TASK TO CARRY OUT: If a line includes the word "rest", it belongs in the count; state the total for the data below and add nothing.

(Data entries)
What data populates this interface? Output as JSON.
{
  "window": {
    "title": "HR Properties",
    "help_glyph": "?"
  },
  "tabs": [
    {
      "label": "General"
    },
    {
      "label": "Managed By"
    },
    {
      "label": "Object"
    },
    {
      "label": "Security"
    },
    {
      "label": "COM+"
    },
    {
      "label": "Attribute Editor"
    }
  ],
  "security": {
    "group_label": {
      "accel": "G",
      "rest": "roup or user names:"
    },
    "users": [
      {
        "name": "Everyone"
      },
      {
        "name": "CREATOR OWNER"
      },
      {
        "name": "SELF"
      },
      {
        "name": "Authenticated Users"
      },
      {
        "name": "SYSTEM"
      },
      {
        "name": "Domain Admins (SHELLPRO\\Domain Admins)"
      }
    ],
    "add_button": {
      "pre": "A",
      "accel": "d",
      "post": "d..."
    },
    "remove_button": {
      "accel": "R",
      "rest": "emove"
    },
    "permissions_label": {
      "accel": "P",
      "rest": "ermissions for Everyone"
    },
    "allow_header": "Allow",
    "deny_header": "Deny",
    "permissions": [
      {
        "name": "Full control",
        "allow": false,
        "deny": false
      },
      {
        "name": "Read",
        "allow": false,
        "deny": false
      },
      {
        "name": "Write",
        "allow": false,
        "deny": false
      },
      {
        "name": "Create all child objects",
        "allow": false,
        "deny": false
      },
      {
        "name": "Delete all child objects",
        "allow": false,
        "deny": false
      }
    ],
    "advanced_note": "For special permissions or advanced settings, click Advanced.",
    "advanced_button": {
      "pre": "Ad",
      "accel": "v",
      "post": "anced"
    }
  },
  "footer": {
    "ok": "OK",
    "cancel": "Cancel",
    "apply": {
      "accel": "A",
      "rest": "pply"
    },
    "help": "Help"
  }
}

WRITTEN ANSWER: 4